## TRY IT
Gather, from the listing beneath this task, every line holding the string "awareness".
=== TASK INPUT ===
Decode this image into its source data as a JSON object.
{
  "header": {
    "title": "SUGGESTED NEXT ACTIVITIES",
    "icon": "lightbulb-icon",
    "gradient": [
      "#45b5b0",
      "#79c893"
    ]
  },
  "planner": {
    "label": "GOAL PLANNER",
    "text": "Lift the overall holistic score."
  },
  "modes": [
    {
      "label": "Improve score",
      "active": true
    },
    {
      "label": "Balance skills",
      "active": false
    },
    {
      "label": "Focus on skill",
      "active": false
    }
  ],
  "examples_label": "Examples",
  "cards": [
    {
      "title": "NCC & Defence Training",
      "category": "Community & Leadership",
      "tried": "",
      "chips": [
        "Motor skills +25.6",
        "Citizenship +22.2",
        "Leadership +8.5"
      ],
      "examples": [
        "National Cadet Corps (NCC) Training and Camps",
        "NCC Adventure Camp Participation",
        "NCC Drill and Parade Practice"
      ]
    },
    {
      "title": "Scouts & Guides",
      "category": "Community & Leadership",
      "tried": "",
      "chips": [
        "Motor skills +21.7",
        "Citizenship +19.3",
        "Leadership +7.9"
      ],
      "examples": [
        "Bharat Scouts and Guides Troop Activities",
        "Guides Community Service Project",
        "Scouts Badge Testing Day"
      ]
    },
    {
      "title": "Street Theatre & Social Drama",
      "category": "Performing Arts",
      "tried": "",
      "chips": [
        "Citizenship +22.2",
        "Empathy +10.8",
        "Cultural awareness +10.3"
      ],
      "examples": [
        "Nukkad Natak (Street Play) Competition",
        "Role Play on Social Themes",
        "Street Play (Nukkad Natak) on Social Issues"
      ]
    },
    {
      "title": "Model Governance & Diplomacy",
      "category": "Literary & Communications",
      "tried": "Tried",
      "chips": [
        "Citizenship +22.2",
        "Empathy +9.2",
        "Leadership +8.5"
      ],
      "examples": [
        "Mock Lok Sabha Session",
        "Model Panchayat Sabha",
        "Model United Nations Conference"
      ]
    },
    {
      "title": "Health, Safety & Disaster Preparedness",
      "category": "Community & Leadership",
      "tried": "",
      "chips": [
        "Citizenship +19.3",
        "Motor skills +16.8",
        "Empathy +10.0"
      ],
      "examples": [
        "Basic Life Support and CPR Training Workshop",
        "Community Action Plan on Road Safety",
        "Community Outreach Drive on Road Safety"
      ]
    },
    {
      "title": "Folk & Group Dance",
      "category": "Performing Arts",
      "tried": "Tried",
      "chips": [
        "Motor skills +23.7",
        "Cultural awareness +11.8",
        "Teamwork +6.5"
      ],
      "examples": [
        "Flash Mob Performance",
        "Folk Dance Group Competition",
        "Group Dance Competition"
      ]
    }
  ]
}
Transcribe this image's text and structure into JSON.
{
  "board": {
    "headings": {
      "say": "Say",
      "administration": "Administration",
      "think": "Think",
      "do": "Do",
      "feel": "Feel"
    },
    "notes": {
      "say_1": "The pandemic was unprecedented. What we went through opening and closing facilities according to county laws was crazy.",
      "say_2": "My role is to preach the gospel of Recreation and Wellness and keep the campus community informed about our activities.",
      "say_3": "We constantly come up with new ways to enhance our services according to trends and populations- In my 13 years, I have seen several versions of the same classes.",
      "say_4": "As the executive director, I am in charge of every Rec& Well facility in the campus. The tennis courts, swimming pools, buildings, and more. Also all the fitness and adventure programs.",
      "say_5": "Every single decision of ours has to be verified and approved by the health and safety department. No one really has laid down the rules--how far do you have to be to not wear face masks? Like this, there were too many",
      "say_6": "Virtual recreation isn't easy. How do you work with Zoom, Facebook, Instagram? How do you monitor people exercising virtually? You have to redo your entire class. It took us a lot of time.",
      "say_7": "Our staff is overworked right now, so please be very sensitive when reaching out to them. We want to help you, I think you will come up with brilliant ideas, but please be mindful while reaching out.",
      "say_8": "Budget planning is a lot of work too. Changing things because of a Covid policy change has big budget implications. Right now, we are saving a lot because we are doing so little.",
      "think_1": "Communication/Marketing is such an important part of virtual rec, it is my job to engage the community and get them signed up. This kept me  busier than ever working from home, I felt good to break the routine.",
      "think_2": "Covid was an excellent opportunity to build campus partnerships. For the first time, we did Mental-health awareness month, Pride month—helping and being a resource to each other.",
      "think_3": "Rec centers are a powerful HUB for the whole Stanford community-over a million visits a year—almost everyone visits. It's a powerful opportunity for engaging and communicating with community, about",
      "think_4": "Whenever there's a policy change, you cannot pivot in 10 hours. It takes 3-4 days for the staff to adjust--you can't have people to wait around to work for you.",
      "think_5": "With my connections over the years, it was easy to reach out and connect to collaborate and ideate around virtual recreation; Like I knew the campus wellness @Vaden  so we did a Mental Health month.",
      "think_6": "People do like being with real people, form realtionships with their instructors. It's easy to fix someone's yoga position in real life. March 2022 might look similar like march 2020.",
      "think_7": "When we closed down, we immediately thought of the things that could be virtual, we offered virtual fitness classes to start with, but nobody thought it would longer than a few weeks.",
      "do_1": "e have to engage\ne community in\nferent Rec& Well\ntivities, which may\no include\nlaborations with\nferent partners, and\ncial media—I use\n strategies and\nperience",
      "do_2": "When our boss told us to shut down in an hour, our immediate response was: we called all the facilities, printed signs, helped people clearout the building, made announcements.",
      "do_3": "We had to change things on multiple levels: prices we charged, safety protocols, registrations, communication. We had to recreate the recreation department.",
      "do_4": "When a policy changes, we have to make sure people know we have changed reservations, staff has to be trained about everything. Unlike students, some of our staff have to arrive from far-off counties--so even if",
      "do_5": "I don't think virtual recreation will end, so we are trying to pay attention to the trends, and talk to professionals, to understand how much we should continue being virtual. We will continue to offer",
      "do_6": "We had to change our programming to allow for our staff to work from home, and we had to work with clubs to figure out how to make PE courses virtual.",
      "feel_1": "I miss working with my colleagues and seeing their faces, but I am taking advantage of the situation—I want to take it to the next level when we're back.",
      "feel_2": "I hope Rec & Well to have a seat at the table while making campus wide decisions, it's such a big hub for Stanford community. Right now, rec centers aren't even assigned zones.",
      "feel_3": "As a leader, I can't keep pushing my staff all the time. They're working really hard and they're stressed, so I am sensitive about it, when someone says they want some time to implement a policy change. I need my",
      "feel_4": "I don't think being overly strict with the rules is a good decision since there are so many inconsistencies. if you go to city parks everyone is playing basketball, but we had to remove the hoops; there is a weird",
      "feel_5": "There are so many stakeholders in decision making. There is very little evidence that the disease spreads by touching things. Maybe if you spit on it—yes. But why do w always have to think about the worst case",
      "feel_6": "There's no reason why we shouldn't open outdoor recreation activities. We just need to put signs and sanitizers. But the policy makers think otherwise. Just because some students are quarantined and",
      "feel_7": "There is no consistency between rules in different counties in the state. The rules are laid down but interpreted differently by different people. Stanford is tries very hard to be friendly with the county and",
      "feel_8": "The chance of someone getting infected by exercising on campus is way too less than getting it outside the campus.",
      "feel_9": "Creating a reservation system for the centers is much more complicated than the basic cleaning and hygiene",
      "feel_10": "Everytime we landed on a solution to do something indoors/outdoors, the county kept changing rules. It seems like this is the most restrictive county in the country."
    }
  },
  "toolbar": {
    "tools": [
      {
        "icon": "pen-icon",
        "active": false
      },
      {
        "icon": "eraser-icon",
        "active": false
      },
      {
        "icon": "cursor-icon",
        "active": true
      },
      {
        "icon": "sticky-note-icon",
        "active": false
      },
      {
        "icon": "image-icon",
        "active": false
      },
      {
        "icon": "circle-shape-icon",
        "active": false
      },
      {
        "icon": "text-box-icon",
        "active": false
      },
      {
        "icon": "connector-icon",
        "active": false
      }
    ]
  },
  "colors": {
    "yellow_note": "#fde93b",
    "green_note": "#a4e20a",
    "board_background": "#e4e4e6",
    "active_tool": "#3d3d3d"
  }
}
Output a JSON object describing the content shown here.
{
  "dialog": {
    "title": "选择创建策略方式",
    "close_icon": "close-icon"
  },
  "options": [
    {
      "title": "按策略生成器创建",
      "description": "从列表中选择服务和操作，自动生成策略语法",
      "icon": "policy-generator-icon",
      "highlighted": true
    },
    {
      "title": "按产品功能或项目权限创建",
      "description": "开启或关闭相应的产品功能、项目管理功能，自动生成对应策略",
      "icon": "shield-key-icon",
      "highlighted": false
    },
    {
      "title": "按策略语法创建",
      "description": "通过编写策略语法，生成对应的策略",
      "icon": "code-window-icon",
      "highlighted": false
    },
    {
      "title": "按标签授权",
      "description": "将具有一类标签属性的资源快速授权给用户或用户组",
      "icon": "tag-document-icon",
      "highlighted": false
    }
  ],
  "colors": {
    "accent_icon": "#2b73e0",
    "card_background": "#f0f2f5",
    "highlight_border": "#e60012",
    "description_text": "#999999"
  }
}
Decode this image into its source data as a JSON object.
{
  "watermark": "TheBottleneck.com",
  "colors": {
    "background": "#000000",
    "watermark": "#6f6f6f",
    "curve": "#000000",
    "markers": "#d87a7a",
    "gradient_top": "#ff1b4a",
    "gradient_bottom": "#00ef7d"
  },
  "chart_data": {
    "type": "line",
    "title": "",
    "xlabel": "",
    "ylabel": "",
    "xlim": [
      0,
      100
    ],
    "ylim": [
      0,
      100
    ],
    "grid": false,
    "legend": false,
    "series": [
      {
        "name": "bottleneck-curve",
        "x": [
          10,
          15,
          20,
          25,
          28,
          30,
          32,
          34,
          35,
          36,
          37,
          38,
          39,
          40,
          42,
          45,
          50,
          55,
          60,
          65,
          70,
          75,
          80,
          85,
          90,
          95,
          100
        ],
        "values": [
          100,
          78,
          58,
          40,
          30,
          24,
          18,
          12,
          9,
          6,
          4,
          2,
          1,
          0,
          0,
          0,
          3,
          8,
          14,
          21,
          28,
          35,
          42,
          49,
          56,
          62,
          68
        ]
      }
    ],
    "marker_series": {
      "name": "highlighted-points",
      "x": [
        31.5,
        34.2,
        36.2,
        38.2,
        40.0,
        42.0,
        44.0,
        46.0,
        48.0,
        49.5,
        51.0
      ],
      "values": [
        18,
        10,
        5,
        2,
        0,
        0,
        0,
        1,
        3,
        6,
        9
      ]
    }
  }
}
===
## RESPONSE AREA
        "Cultural awareness +10.3"
        "Cultural awareness +11.8",
      "think_2": "Covid was an excellent opportunity to build campus partnerships. For the first time, we did Mental-health awareness month, Pride month—helping and being a resource to each other.",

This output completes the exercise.